Notre Dame la Grande is one of the great Romanesque churches in France and this is my favorite photograph of her. At the time, an elderly woman was preparing to light a candle in the radiating apsidal chapel in the distance. I thought it would be a fine shot and set up the camera and tripod, but when I was ready the woman had lit her taper and disappeared. I took the shot anyway and forgot about it.
It was not until the trip was finished and we returned home to the United States that I saw the shot for the first time and fell in love with it immediately. It captures for me the pure unadulterated spirit of Romanesque, the kind of architecture that is done by people who truly believed that their God was powerful, protective and enveloping.
There are ideas and beliefs embedded in these buildings. They did not merely evolve from earlier structures; conscious design decisions were made to reflect intangible thoughts and beliefs.
Romanesque architecture was a physical manifestation of a mystery, and to believers, explained the world and its mysteries. The soaring height was a tribute to the majesty and power of God above. The solid and thick walls, pierced by a series of arches, represented the strength of His love and protection of us. The cruciform layout of the transepts and nave represented the crucifixion, the windows represented the light of the Lord leading us from darkness and ignorance and fear.
All structures led to the chancel, the altar where the mysteries of resurrection were enacted, where the humblest of believers could taste of that resurrection. The dark and mysterious narthex kept unbelievers and sinners at bay, separated from the faithful by great doors that led to the lighted interiors beyond.
The carved stones themselves spoke of sinners and saints, martyrs and demons. They spoke of mysteries of faith, each and every sin, and the path to redemption. They spoke of salvation and damnation, the ultimate verdict of the Last Judgment.

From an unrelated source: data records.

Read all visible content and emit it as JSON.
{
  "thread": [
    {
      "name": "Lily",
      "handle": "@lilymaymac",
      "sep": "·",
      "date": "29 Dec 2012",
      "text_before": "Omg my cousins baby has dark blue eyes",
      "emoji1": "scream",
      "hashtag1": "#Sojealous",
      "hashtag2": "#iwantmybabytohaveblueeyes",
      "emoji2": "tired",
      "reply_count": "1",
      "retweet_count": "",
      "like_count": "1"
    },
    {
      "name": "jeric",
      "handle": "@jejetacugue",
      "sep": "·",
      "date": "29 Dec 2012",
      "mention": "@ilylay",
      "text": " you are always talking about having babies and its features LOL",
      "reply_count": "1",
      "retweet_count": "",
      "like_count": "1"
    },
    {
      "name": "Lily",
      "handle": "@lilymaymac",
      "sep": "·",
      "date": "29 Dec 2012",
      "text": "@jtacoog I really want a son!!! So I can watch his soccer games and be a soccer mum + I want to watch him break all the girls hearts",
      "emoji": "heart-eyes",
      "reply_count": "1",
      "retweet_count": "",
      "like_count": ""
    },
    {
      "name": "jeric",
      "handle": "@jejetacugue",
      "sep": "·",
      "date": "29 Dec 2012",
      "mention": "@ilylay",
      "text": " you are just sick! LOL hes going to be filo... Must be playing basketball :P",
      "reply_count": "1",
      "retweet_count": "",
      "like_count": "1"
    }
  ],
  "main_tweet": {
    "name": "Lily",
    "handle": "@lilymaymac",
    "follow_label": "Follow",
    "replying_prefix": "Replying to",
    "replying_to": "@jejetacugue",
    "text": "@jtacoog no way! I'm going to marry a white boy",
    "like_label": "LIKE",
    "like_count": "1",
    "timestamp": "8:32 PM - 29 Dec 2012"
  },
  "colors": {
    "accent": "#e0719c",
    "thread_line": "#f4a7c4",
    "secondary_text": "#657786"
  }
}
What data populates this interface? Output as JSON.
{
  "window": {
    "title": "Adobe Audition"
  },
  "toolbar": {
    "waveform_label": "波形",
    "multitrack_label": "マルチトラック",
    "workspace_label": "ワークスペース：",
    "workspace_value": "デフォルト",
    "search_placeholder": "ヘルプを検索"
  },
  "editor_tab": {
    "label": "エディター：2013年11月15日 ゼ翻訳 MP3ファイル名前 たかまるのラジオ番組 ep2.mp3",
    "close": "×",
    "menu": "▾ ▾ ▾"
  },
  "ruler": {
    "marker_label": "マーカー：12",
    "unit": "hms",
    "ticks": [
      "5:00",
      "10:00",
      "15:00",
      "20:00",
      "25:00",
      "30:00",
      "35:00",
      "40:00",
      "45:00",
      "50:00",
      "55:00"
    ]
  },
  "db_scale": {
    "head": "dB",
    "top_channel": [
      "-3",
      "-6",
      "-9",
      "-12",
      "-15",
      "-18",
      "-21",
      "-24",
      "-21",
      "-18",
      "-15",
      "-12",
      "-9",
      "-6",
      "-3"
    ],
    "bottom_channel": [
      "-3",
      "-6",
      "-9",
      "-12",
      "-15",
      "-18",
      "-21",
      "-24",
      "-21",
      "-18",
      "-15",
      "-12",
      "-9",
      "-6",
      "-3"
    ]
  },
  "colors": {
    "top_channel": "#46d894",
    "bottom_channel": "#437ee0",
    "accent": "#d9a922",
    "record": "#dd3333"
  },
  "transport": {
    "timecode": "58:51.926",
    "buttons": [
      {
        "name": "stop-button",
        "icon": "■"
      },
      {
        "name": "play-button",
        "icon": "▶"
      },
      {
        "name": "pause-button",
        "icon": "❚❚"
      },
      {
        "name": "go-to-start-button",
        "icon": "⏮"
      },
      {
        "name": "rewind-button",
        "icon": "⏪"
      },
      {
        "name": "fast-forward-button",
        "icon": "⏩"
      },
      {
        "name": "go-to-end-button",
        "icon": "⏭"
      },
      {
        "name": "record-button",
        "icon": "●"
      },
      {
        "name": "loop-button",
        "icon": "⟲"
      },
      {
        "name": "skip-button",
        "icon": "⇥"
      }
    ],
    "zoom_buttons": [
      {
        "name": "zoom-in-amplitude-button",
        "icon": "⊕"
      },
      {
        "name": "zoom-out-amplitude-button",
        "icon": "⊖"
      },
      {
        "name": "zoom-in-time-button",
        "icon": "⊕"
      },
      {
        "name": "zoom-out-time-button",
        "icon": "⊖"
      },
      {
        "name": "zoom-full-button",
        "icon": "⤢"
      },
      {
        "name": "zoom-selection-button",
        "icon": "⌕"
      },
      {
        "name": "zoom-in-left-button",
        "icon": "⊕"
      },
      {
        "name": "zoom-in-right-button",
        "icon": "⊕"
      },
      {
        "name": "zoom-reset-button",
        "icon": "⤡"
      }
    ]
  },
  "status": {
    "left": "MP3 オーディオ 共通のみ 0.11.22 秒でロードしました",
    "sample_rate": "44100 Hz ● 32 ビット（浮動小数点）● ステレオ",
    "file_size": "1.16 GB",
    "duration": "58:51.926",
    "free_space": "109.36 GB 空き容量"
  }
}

Later the windows told the stories in glorious panoplies of color with the light of God streaming through the stained glass to touch the very soul of the believers.
The church was a book, a testament, the record of their faith and beliefs, readable by every one of the faithful familiar with the stories of Balaam’s ass, David and Goliath, Sampson, Jacob’s Ladder, the Fall in the Garden of Eden, or the Flight to Egypt.
The penalties of a life of sin on this earth were displayed over the doors on the great carved tympana, or in the case of Notre Dame la Grande, across the entire west facade. The judgment of God, the long lines of saints and the roiling and writhing agony of the sinners were expressed in lasting stone to remind us of the rewards and penalties that await each of us at the Judgment. Demons fed souls through the very maws of hell, the Devil cheated during the weighing of souls, even trying to capture a marginal soul by cheating, lest he lose one more to Paradise.
In this universe, it was not enough to barely get by; one had to believe wholly and completely, and the way to believe was writ large on these great buildings for all to see. There was never an excuse for ignorance. Guidance was available to all. Free will dictated the path taken by each soul and the judgment of God accepted no excuses.